So to make sure that good guy with a gun has a gun at all times, make sure that open carry laws are passed everywhere. There is, of course, a HUGE problem with this reasoning.
Jon Stewart illustrated the problem so brilliantly. He points out that this "perpetual violence" cycle is in fact an excellent "business plan for arms dealers."
Stewart's observations were downright prescient given the story from this past Sunday (June 8) when Jerad and Amanda Miller walked into a local restaurant in Las Vegas, walked past two policemen eating lunch, then turned around and shot the policemen, killing both. They then took the police service weapons and left to continuing shooting and killing a block away. Well, two bad guys with guns shot and killed two good guys with guns. So much for the "only thing that stops a bad guy." Sounds like an absolute illustration of a cycle of "perpetual violence."
So, why the silence?
Why are so many of us intimidated by the advocates of ever-expanding gun rights? Why does an organization with a membership of about 3 million (despite Wayne LaPierre's claim of 4.5 million) hold such sway over a nation of over 300 million?
Why has a Constitutional amendment that has an introductory phrase, that most grammarians would suggest applies to the interpretation of the remainder of the statement, become bastardized and transmogrified into an assertion of absolute right to own guns that MUST NOT IN ANY WAY BE MODERATED? Every other one of the original Bill of Rights has been debated, moderated and interpreted.
How did freedom to own guns become more sacrosanct than freedom of religion? freedom of speech? freedom peaceably to assemble? freedom from unreasonable search and seizure? freedom from cruel and unusual punishment?
So many people over the decades have raised their voices in protest against the unrestrained right to own guns. James and Sarah Brady. Gabrielle Gifford and Mark Kelly. Parents of students at Columbine High School. Carolyn McCarthy. The friends and family of Virginia Tech shootings. The entire community of Newtown (Sandy Hook Elementary School). Richard Martinez. They have raised their voices in anguish, in sorrow, in pleading. They ask why? They urge us to do something. They want us to vow "never again."
I realize I haven't named all the places where mass shootings have occurred over the decades or all the people whose lives have been inexorably changed forever.
So, why our silence?
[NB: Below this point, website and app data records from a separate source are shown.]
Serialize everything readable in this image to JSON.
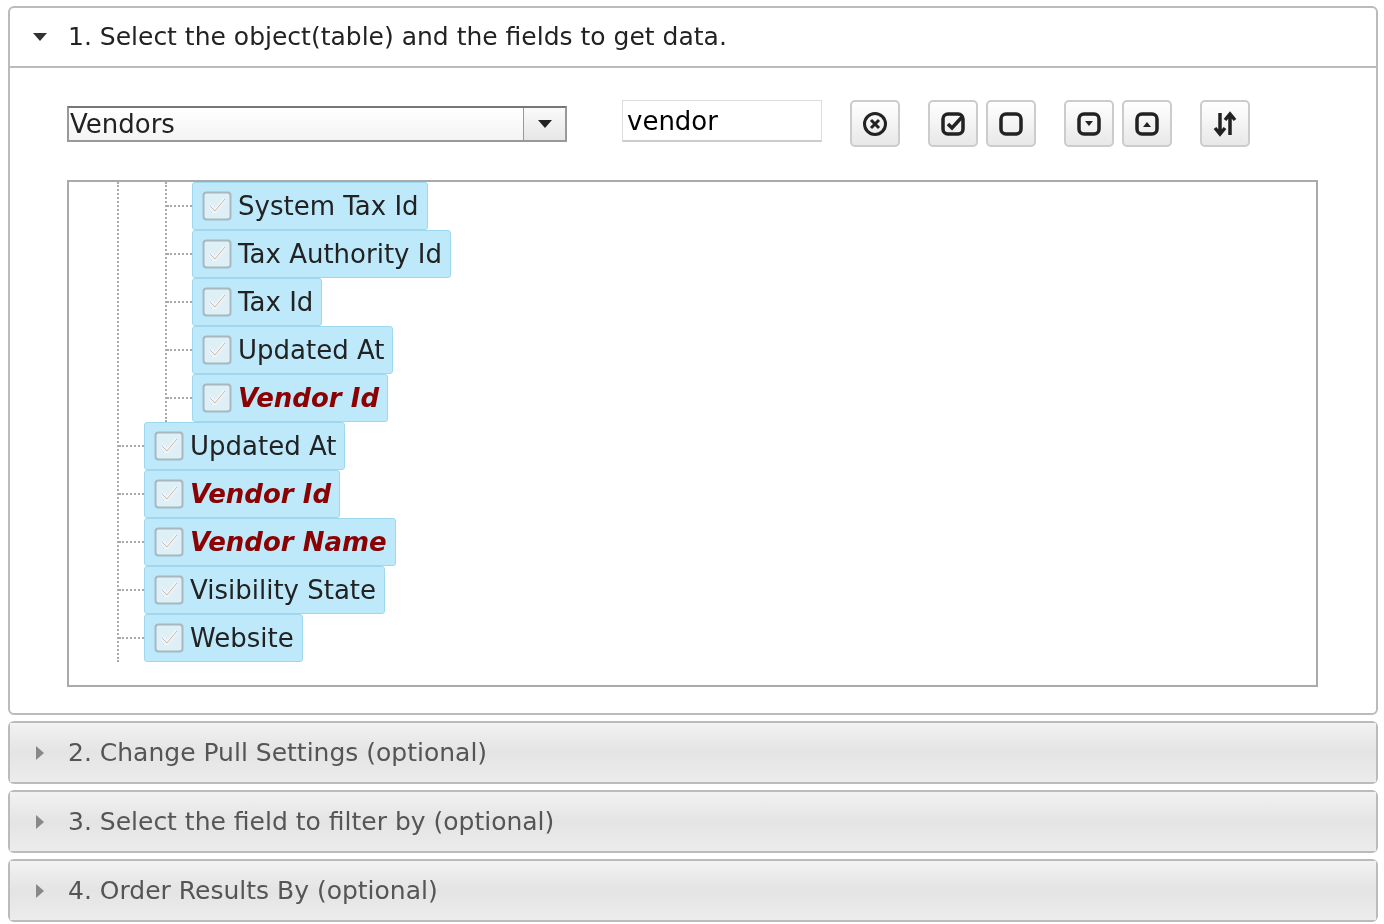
{
  "sections": [
    {
      "title": "1. Select the object(table) and the fields to get data.",
      "expanded": true
    },
    {
      "title": "2. Change Pull Settings (optional)",
      "expanded": false
    },
    {
      "title": "3. Select the field to filter by (optional)",
      "expanded": false
    },
    {
      "title": "4. Order Results By (optional)",
      "expanded": false
    }
  ],
  "object_select": {
    "value": "Vendors"
  },
  "search": {
    "value": "vendor"
  },
  "tree": [
    {
      "children": [
        {
          "label": "System Tax Id",
          "checked": true,
          "selected": true,
          "key": false
        },
        {
          "label": "Tax Authority Id",
          "checked": true,
          "selected": true,
          "key": false
        },
        {
          "label": "Tax Id",
          "checked": true,
          "selected": true,
          "key": false
        },
        {
          "label": "Updated At",
          "checked": true,
          "selected": true,
          "key": false
        },
        {
          "label": "Vendor Id",
          "checked": true,
          "selected": true,
          "key": true
        }
      ]
    },
    {
      "label": "Updated At",
      "checked": true,
      "selected": true,
      "key": false
    },
    {
      "label": "Vendor Id",
      "checked": true,
      "selected": true,
      "key": true
    },
    {
      "label": "Vendor Name",
      "checked": true,
      "selected": true,
      "key": true
    },
    {
      "label": "Visibility State",
      "checked": true,
      "selected": true,
      "key": false
    },
    {
      "label": "Website",
      "checked": true,
      "selected": true,
      "key": false
    }
  ]
}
The people who craft and pass the laws that govern gun control are hearing someone's voice. If the only voice they hear comes from the NRA, we know what the response will be. So, why our silence?